From the records below, copy the lines that include "JSON".
════════
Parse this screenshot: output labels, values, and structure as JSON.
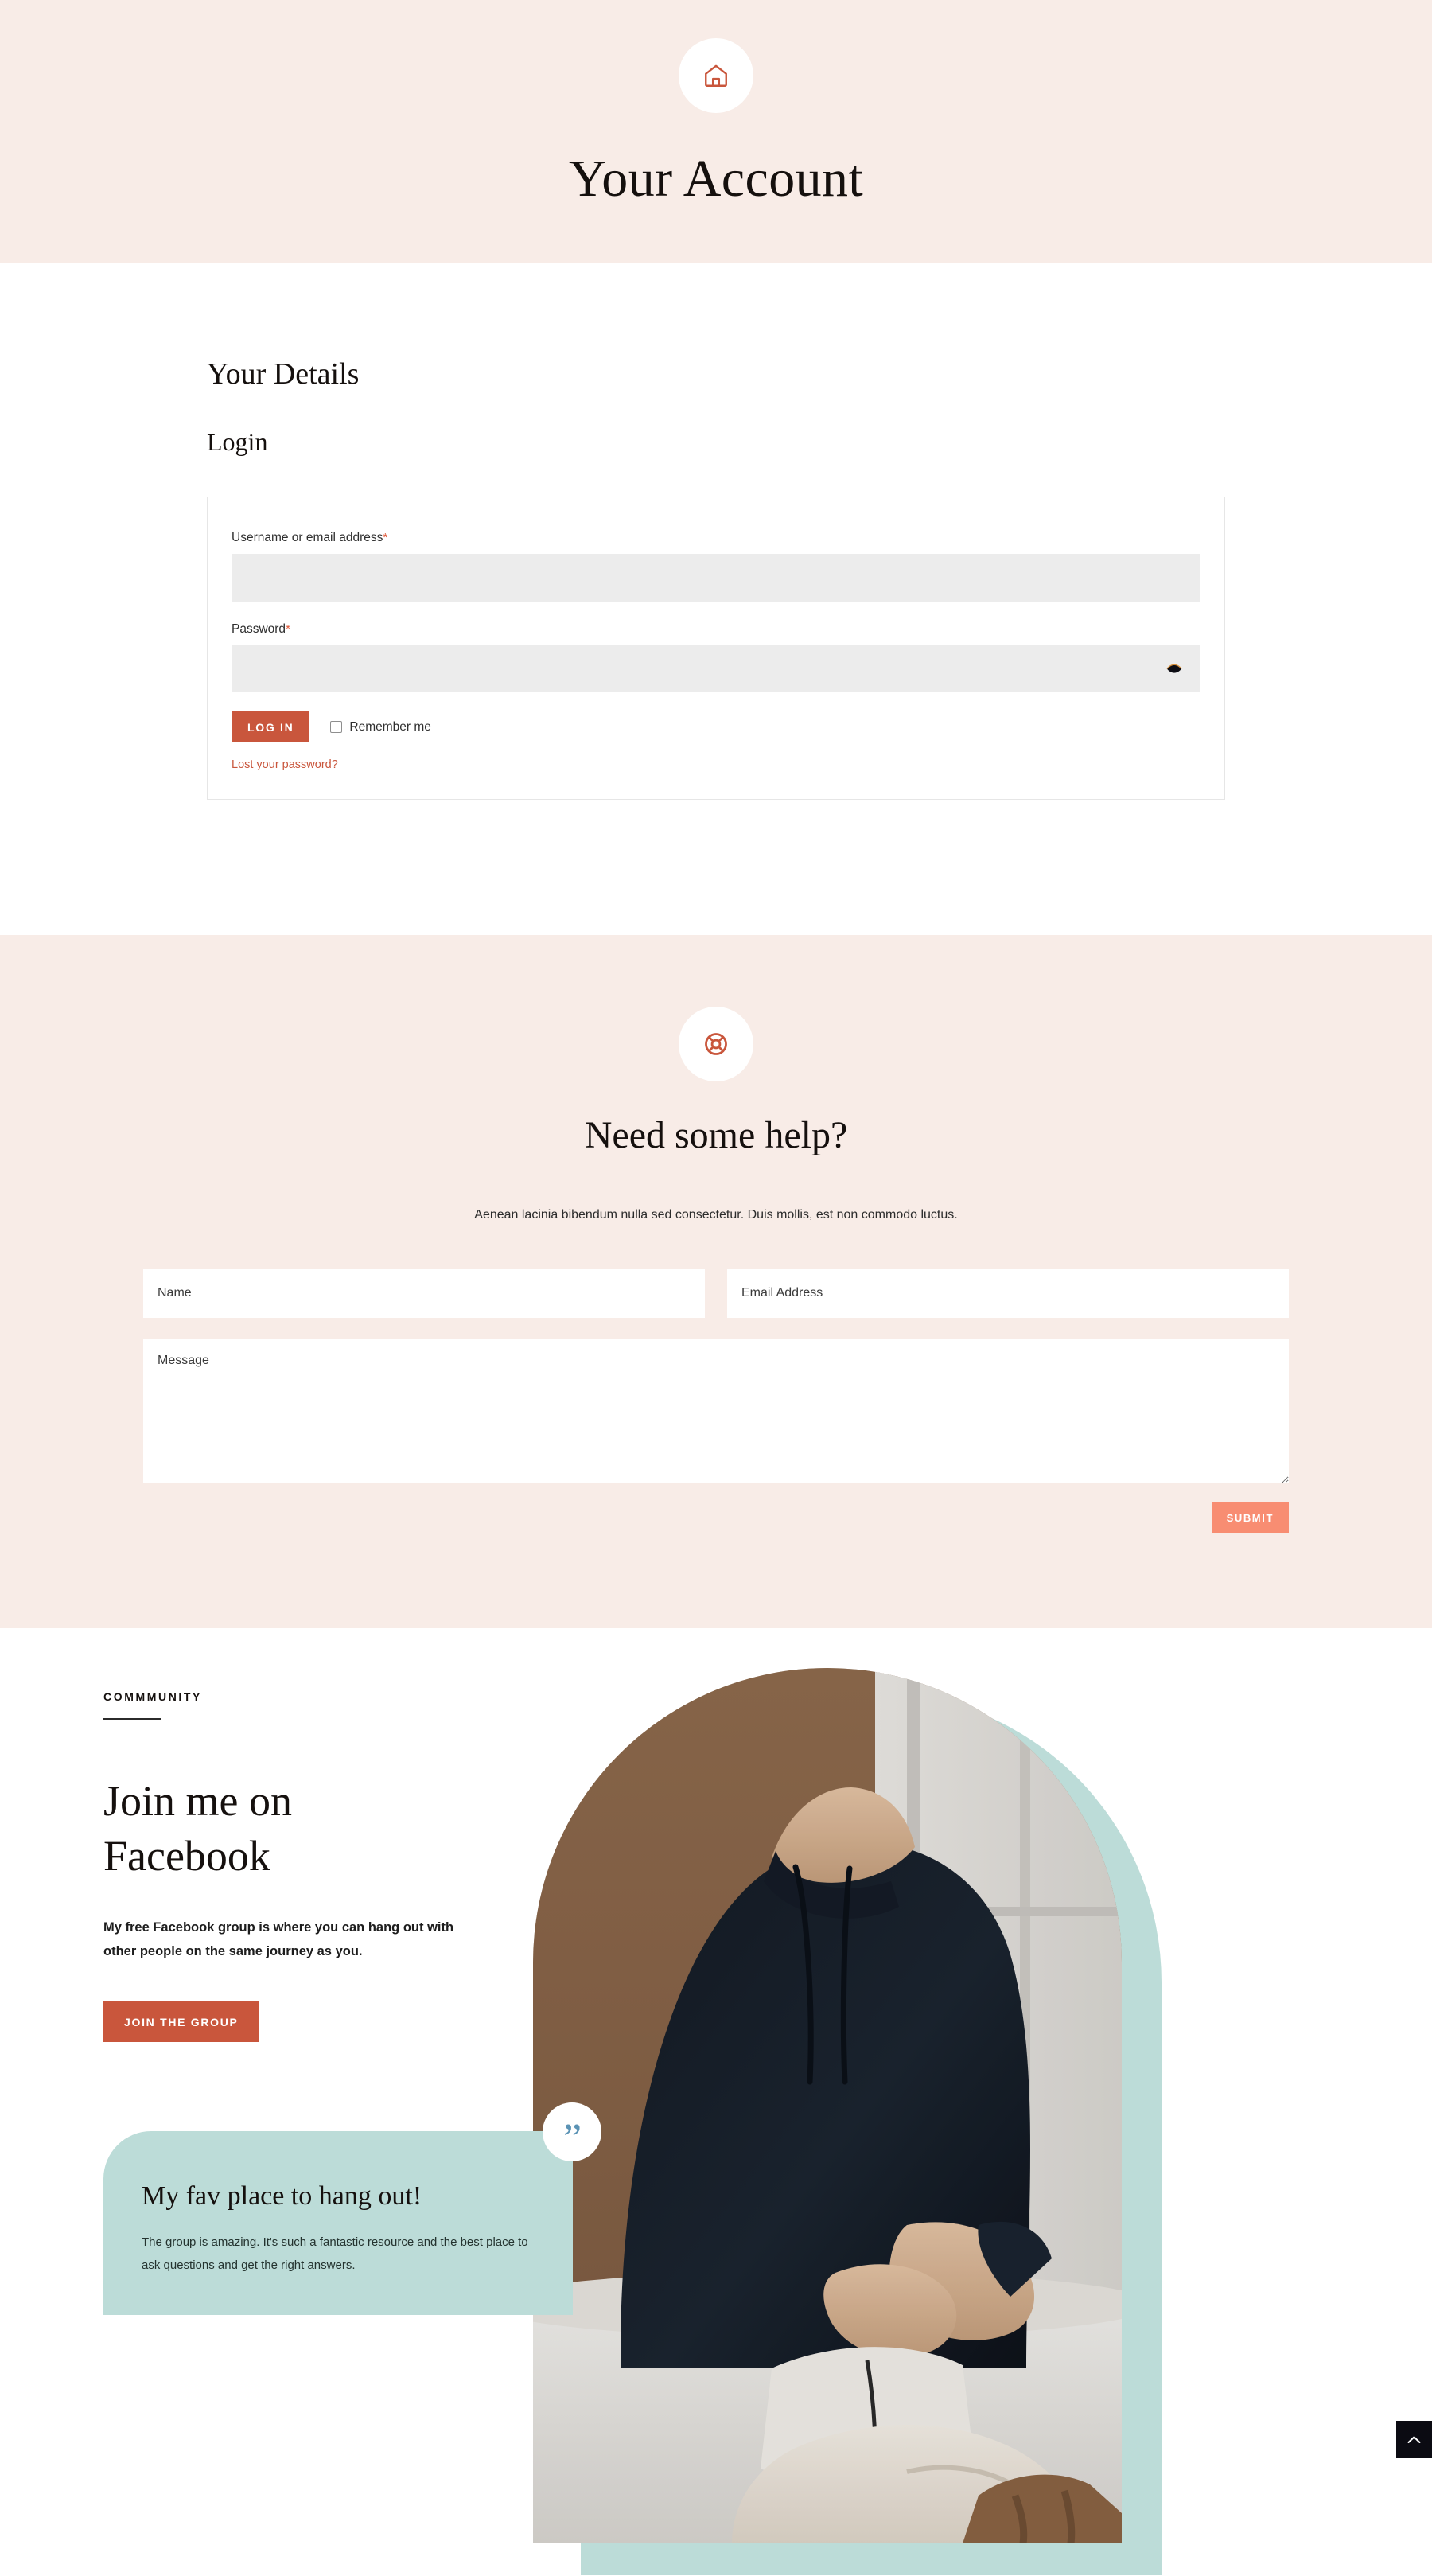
{
  "header": {
    "icon": "home-icon",
    "title": "Your Account",
    "bg_color": "#f8ece7",
    "icon_color": "#c9563c"
  },
  "account": {
    "details_heading": "Your Details",
    "login_heading": "Login",
    "form": {
      "username_label": "Username or email address",
      "username_required_mark": "*",
      "username_value": "",
      "username_placeholder": "",
      "password_label": "Password",
      "password_required_mark": "*",
      "password_value": "",
      "password_placeholder": "",
      "password_toggle_icon": "eye-icon",
      "login_button": "LOG IN",
      "remember_label": "Remember me",
      "remember_checked": false,
      "lost_password_link": "Lost your password?",
      "button_color": "#c9563c",
      "link_color": "#c9563c",
      "input_bg": "#ececec"
    }
  },
  "help": {
    "icon": "lifebuoy-icon",
    "title": "Need some help?",
    "subtitle": "Aenean lacinia bibendum nulla sed consectetur. Duis mollis, est non commodo luctus.",
    "bg_color": "#f8ece7",
    "name_placeholder": "Name",
    "name_value": "",
    "email_placeholder": "Email Address",
    "email_value": "",
    "message_placeholder": "Message",
    "message_value": "",
    "submit_button": "SUBMIT",
    "submit_color": "#f88d72"
  },
  "community": {
    "eyebrow": "COMMMUNITY",
    "title": "Join me on Facebook",
    "body": "My free Facebook group is where you can hang out with other people on the same journey as you.",
    "join_button": "JOIN THE GROUP",
    "join_button_color": "#c9563c",
    "testimonial": {
      "quote_icon": "quote-icon",
      "title": "My fav place to hang out!",
      "body": "The group is amazing. It's such a fantastic resource and the best place to ask questions and get the right answers.",
      "bg_color": "#bcdcd8",
      "quote_color": "#5b93b5"
    },
    "image": {
      "alt": "person in dark sweater at a table with an open book and a cup of coffee",
      "shape": "arch",
      "backdrop_color": "#bcdcd8"
    }
  },
  "scroll_top": {
    "icon": "chevron-up-icon",
    "bg_color": "#0b0b12"
  }
}
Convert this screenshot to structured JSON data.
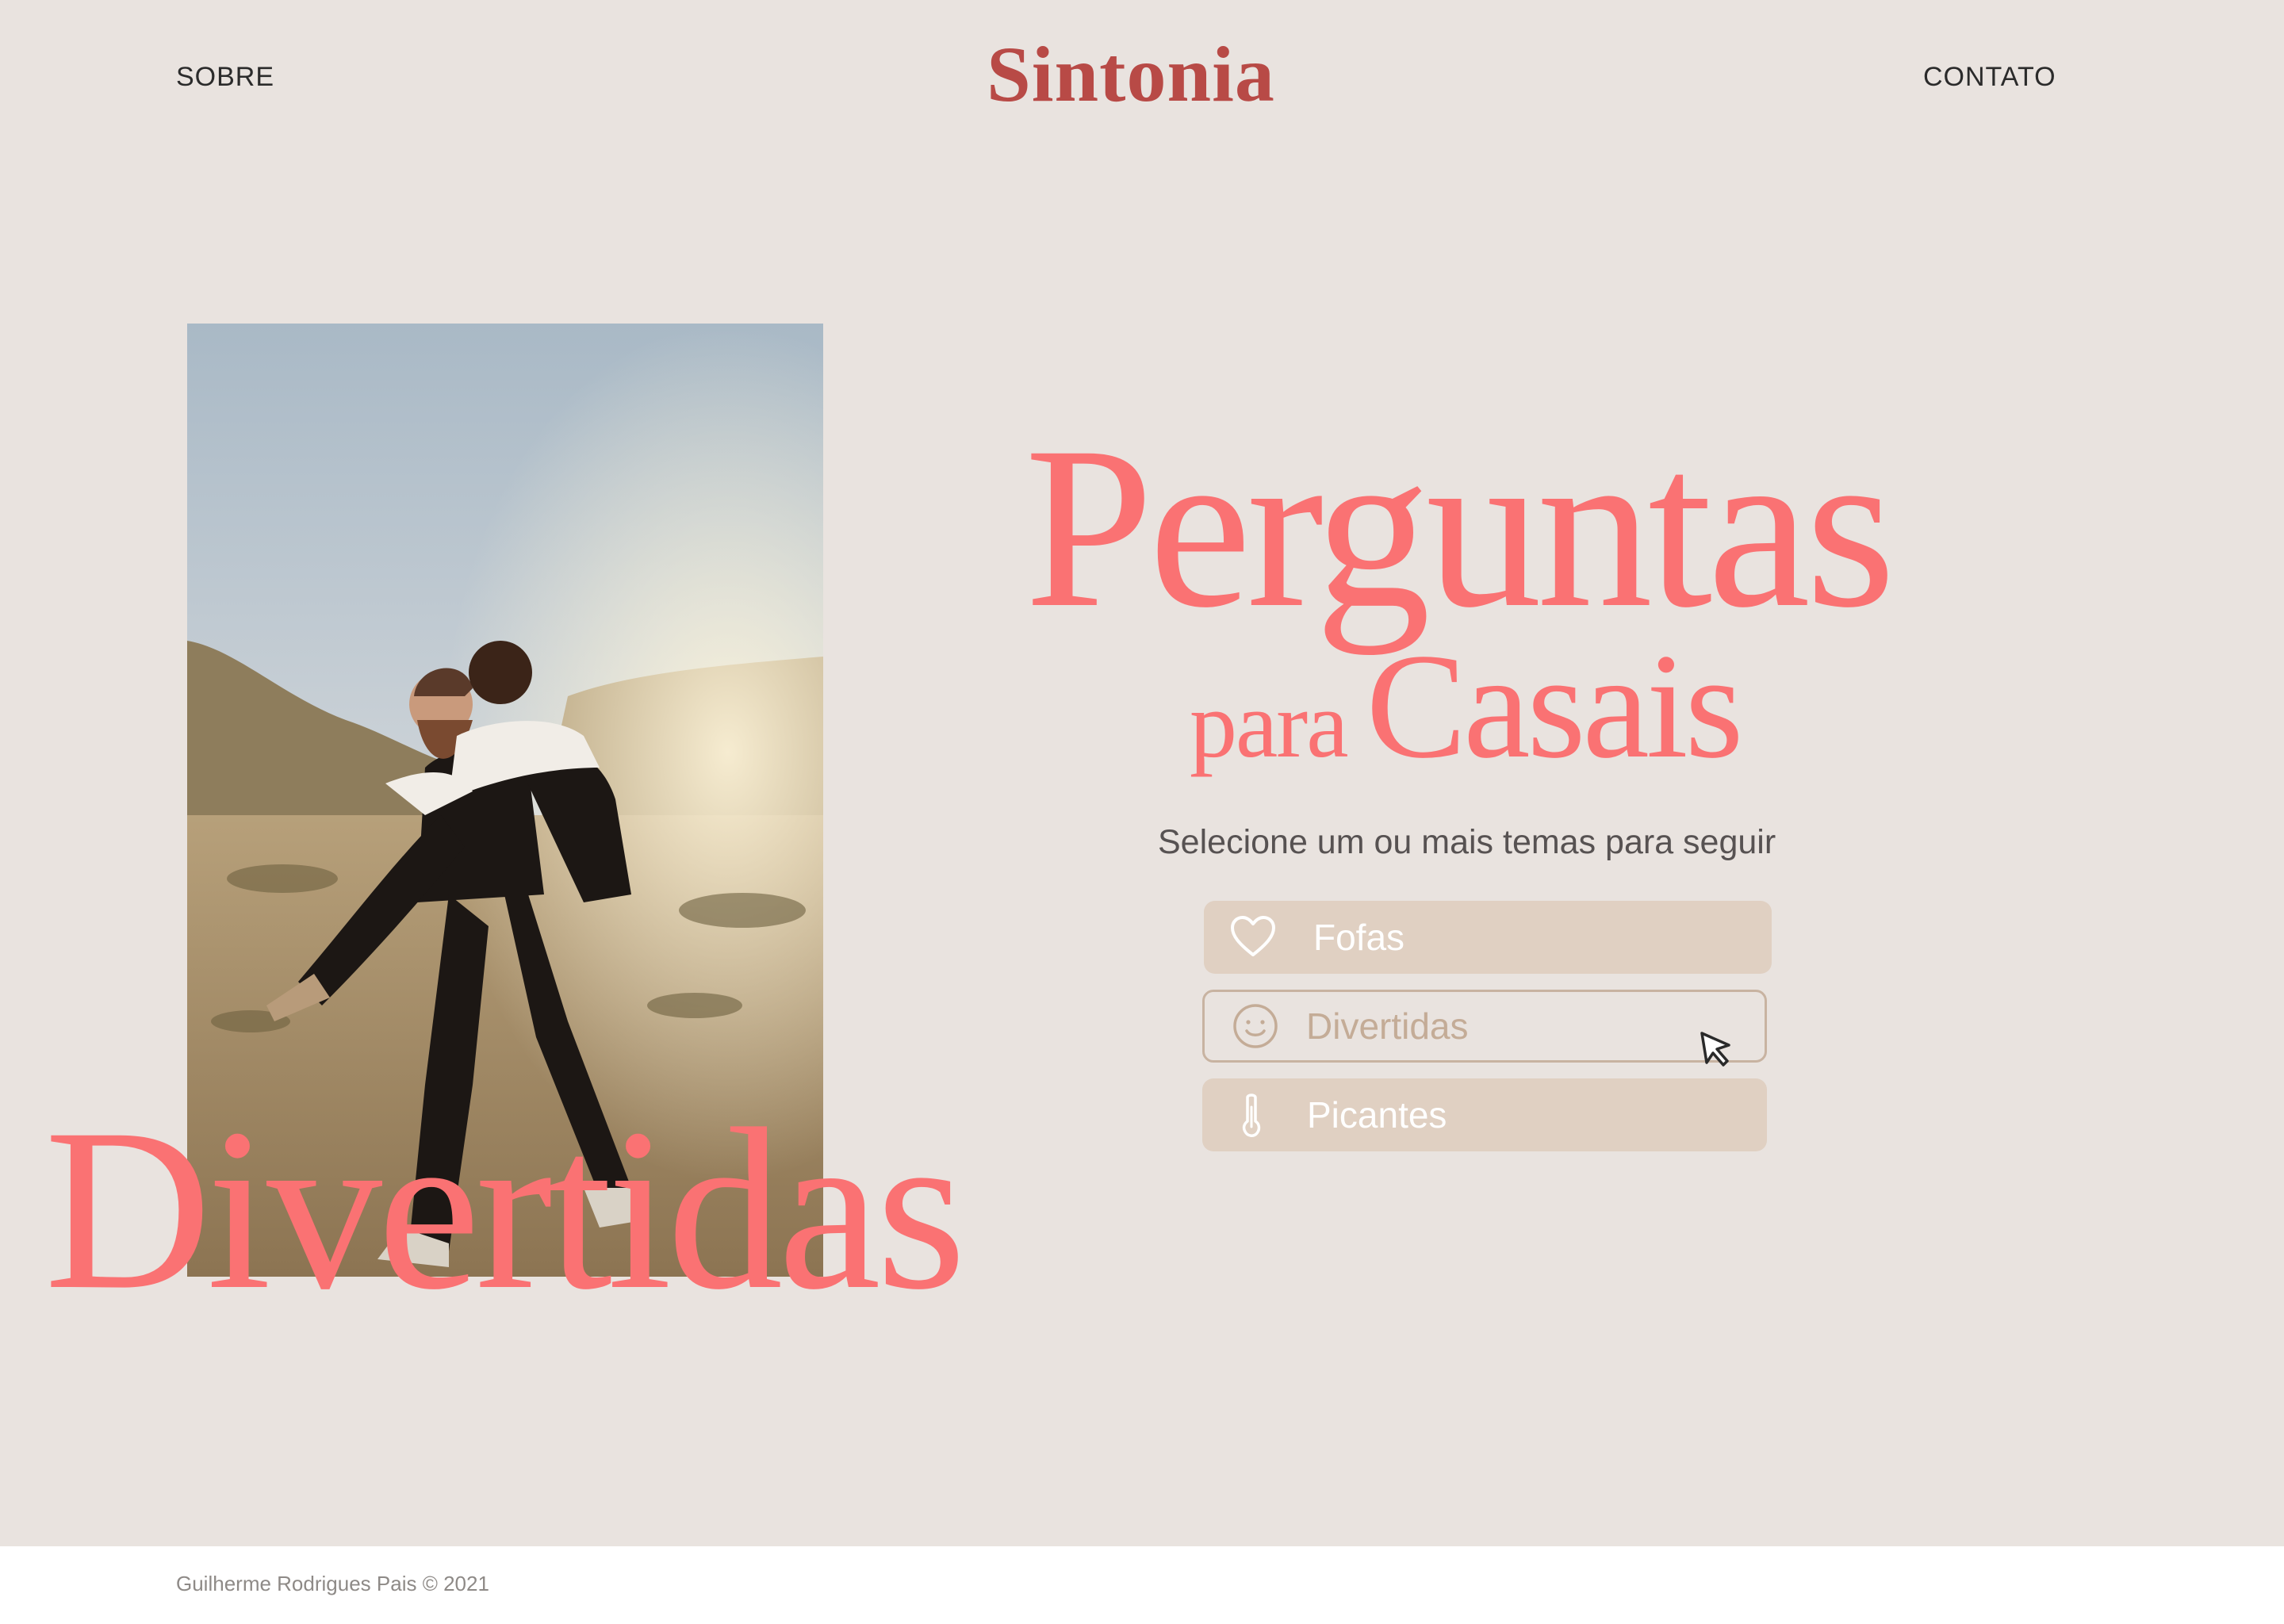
{
  "nav": {
    "left_link": "SOBRE",
    "brand": "Sintonia",
    "right_link": "CONTATO"
  },
  "hero": {
    "image_alt_icon": "couple-photo",
    "overlay_word": "Divertidas",
    "headline": "Perguntas",
    "subheadline_small": "para",
    "subheadline_big": "Casais",
    "instruction": "Selecione um ou mais temas para seguir",
    "themes": [
      {
        "label": "Fofas",
        "icon": "heart-icon",
        "state": "selected"
      },
      {
        "label": "Divertidas",
        "icon": "smiley-icon",
        "state": "hover"
      },
      {
        "label": "Picantes",
        "icon": "thermometer-icon",
        "state": "selected"
      }
    ]
  },
  "footer": {
    "copyright": "Guilherme Rodrigues Pais © 2021"
  },
  "colors": {
    "background": "#e9e3df",
    "accent": "#fa7273",
    "brand": "#b84a46",
    "chip": "#e0d0c2",
    "chip_border": "#c8b3a1"
  }
}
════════
» Answer space:
Parse this screenshot: output labels, values, and structure as JSON.
Convert this screenshot to structured JSON data.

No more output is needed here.